Native Gardener’s Corner—Members’ Tips, Tricks, and Techniques
This column is a regular newsletter feature offering chapter members and local experts a chance to briefly share information on many things related to gardening with natives. Answers are listed in the order received.
Our question for this Newsletter is “During the current drought, which native plants have survived the best for you and which ones have given up the ghost?”
Greg Rubin-“I find that the plants that are straight species from my general area and plant community do the best with little water. In my garden that means Ceanothus cyaneus, Salvia clevelandii, Salvia apiana, Salvia mellifera, Arctostaphylos glauca, Artemisia californica, Aristida purpurea, Xyloccocus bicolor, Comarostaphylis diversifolia, and, to be a little different, Acalypha californica. Quercus agrifolia is still coming up like weeds. Most of the cultivars, hybrids, and more northern species need some supplemental irrigation.”
Celia Kutcher-“My best drought survivors include Eriogonum fasciculatum, Rhus integrifolia, Baccharis pilularis ssp. consanguinea & Salvia apiana-all hardly seem to have noticed that there's a drought.
Not looking good in the drought: Keckiella cordifolia, Salvia mellifera (senescence is a factor), Eriogonum giganteum (senescence a factor). One hopes that these will revive with adequate rain, IF they make it through the summer.”
Antonio Sanchez-(Based off of observations at Rancho Santa Ana Botanic Gardens in Claremont) ”This drought has been very kind to most of our buckwheats, as they seem to be happier with much less or even no water. Especially happy are Eriogonum cinereum and giganteum, and of course Eriogonum fasciculatum. The Penstemons are loving it too, and crazy coastal to desert plants like Isomeris arborea (Cleome peritoma) and Rhus ovata are doing better than the last Transformer movie. Among the plants that are unhappy with the drought are many of our larger shrubs and trees, like Arbutus menziesii, Pinus species, and some of the coastal Ceanothus species. Of course, we are expecting a bumper-crop of mustard!”
Dan Songster-“Based on the Golden West College Native Garden: In general our coastal sage scrub plants are doing well including almost all the sages and buckwheat—what durable and lovely plants! Also doing well are most of the Ceanothus, Encelia, chamise, bladderpod, Galvesia, and of course, all of the Rhus genus (lemonadeberry, sugarbush, etc). It goes without saying that the Yucca, Agave, and various cacti are doing excellent. Oh, and the California poppies are happy as can be.
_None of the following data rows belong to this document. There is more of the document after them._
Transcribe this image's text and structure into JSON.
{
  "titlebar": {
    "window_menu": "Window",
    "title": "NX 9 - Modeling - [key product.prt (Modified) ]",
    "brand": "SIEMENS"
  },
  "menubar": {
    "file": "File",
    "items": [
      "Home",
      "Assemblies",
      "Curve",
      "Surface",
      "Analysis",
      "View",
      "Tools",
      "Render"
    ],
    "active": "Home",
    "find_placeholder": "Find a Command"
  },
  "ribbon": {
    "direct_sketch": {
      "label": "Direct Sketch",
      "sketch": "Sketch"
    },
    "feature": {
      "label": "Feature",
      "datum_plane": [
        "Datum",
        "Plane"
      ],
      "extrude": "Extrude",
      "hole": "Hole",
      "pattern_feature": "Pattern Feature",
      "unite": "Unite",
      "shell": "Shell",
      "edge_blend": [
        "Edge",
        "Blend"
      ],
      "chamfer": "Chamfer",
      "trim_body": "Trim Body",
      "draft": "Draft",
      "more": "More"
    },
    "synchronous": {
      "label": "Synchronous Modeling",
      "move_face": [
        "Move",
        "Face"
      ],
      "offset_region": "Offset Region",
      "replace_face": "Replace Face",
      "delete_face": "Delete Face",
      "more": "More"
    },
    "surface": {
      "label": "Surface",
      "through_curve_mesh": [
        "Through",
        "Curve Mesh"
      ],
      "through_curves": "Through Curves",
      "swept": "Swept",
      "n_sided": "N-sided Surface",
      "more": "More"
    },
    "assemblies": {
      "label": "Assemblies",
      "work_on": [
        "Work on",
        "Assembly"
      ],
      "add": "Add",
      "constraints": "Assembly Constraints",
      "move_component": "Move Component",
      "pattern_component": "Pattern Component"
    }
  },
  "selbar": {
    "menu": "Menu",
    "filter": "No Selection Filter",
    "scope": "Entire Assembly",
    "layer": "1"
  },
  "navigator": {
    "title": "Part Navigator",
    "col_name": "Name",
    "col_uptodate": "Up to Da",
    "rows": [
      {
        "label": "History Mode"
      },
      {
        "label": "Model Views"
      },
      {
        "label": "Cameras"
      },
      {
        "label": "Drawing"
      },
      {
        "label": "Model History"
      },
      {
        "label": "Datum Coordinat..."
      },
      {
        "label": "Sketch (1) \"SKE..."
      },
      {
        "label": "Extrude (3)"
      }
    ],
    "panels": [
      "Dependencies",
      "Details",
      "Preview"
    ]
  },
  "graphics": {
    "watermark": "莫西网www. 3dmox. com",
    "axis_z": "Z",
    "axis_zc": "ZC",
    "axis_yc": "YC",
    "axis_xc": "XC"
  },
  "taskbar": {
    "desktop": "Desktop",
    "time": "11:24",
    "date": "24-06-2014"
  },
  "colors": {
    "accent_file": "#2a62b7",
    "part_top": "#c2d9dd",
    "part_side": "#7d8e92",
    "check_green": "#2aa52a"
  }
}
Some plants that are suffering include some of our monkeyflowers, coyote mint (for some reason), and any of our Ribes viburnifolium that is in the sun is now getting a burnt look. Creek dogwoods are having trouble but that is my fault for planting an almost riparian plant where it gets little water.”
Our Question for the Next Newsletter is: “What native plant has been successful in your garden, even though you planted it in the summer months?”